◆ Assignment ◆
Write out the records once more, exactly, and keep any image out.

◆ Material for the task ◆
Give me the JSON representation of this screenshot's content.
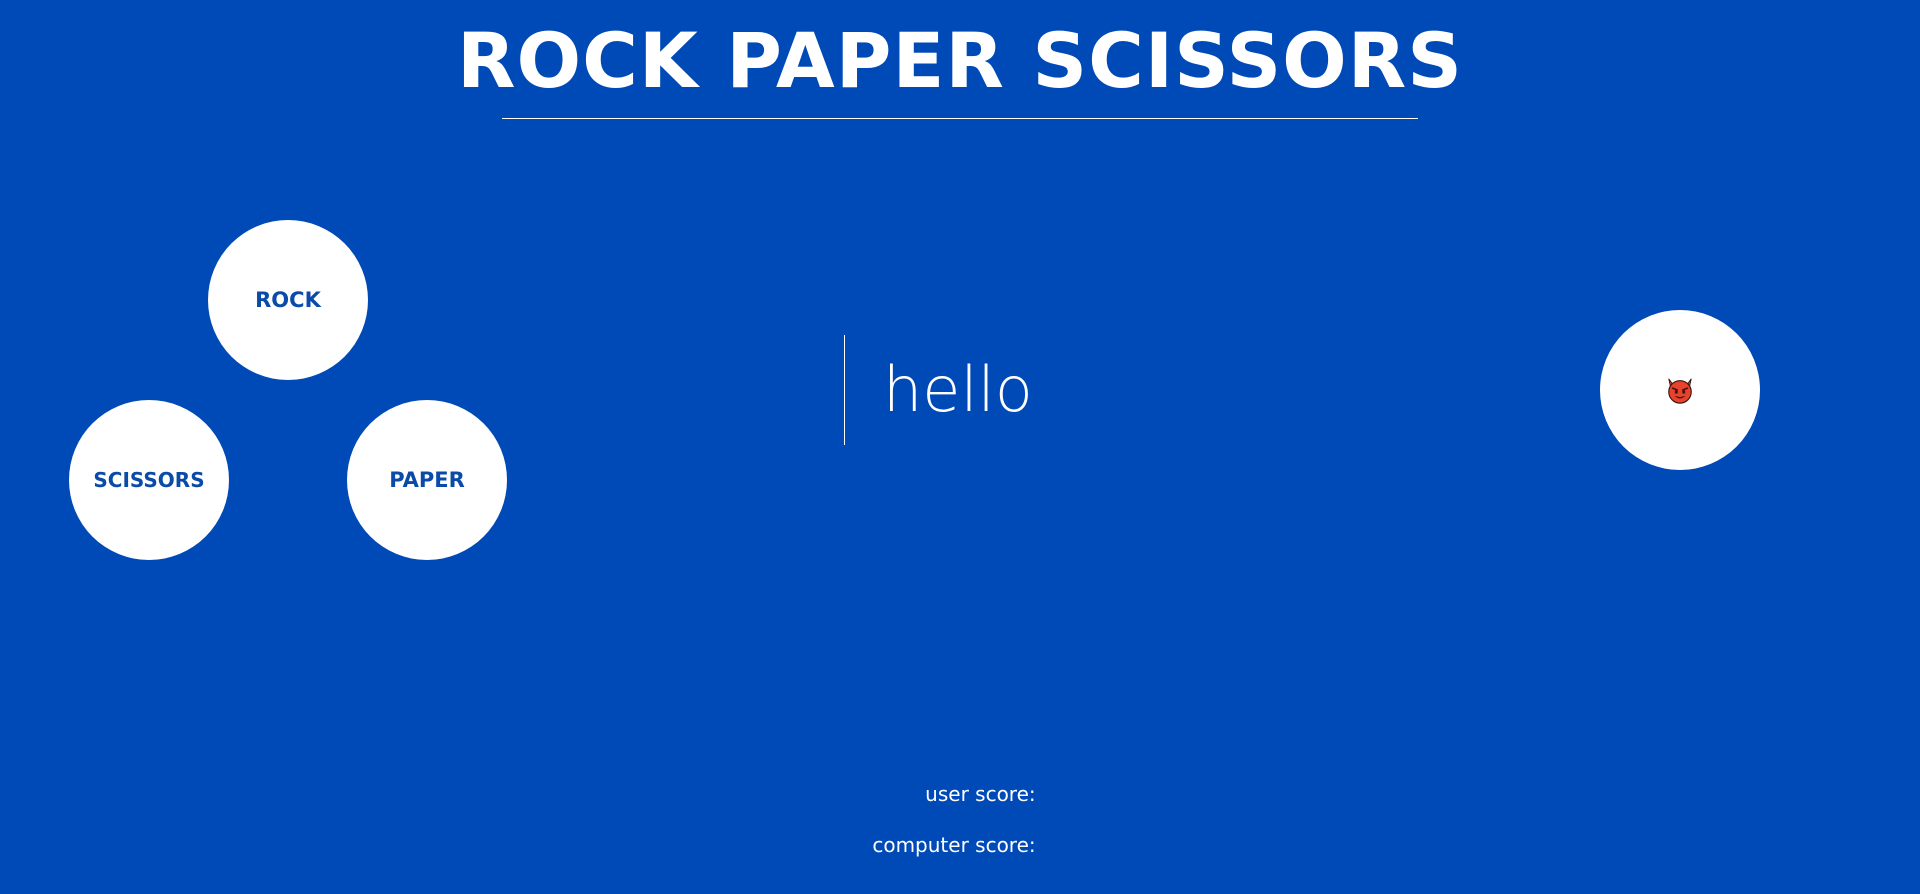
{
  "game": {
    "title": "ROCK PAPER SCISSORS"
  },
  "choices": {
    "rock": "ROCK",
    "paper": "PAPER",
    "scissors": "SCISSORS"
  },
  "result": {
    "message": "hello"
  },
  "computer": {
    "icon": "devil-face-icon",
    "icon_color": "#e8412c"
  },
  "scores": {
    "user_label": "user score:",
    "user_value": "",
    "computer_label": "computer score:",
    "computer_value": ""
  },
  "colors": {
    "background": "#004ab7",
    "button_bg": "#ffffff",
    "button_text": "#0a4aa8"
  }
}
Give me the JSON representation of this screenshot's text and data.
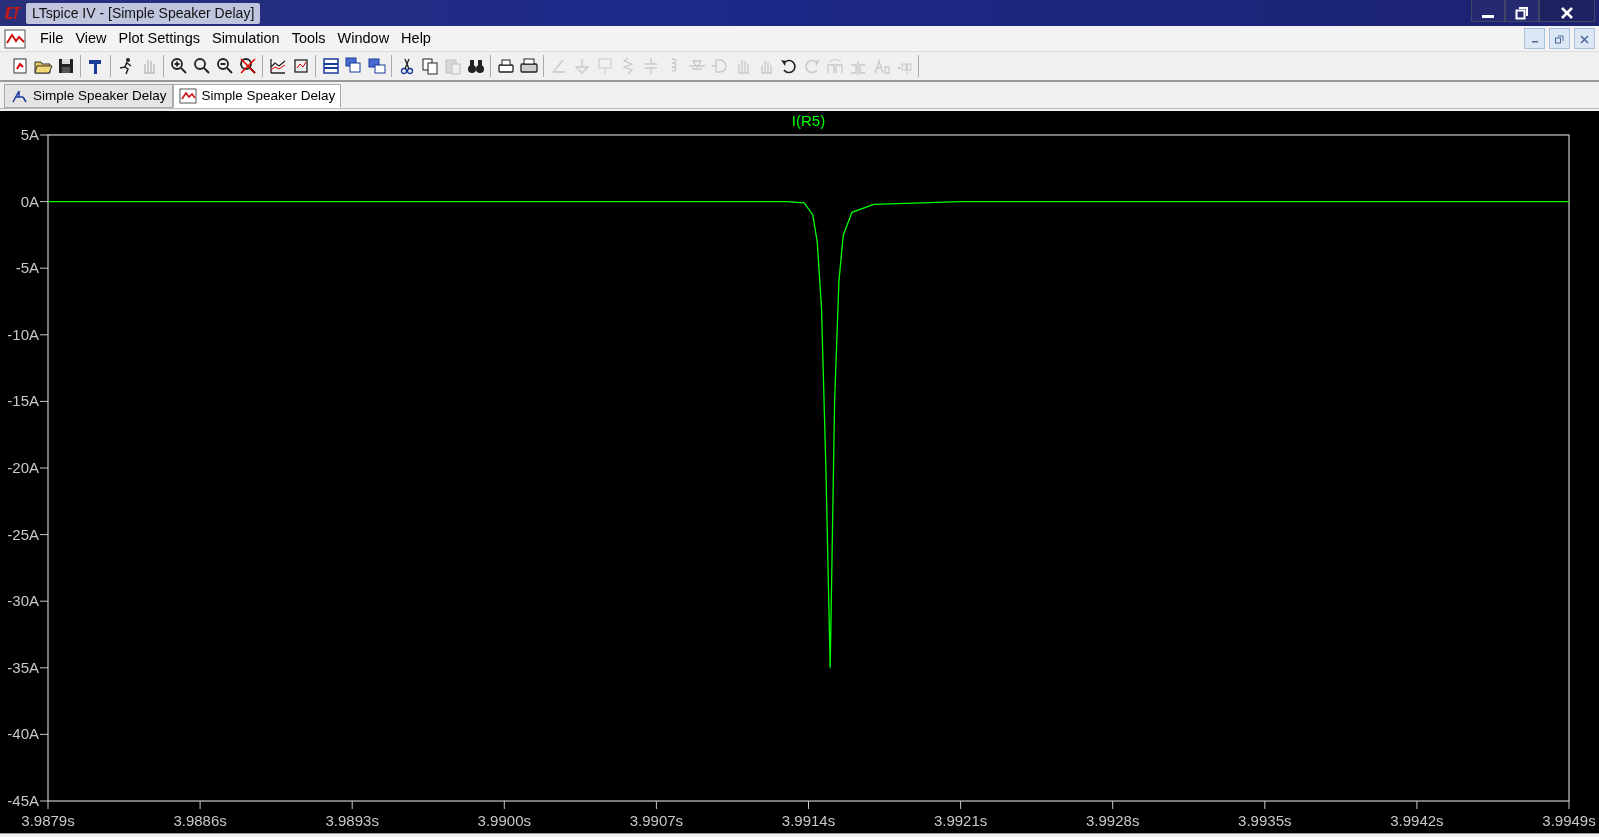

◆ Result of this task ◆
Give me the JSON representation of this screenshot's content.
{
  "game": {
    "title": "ROCK PAPER SCISSORS"
  },
  "choices": {
    "rock": "ROCK",
    "paper": "PAPER",
    "scissors": "SCISSORS"
  },
  "result": {
    "message": "hello"
  },
  "computer": {
    "icon": "devil-face-icon",
    "icon_color": "#e8412c"
  },
  "scores": {
    "user_label": "user score:",
    "user_value": "",
    "computer_label": "computer score:",
    "computer_value": ""
  },
  "colors": {
    "background": "#004ab7",
    "button_bg": "#ffffff",
    "button_text": "#0a4aa8"
  }
}
Give me the JSON representation of this screenshot's text and data.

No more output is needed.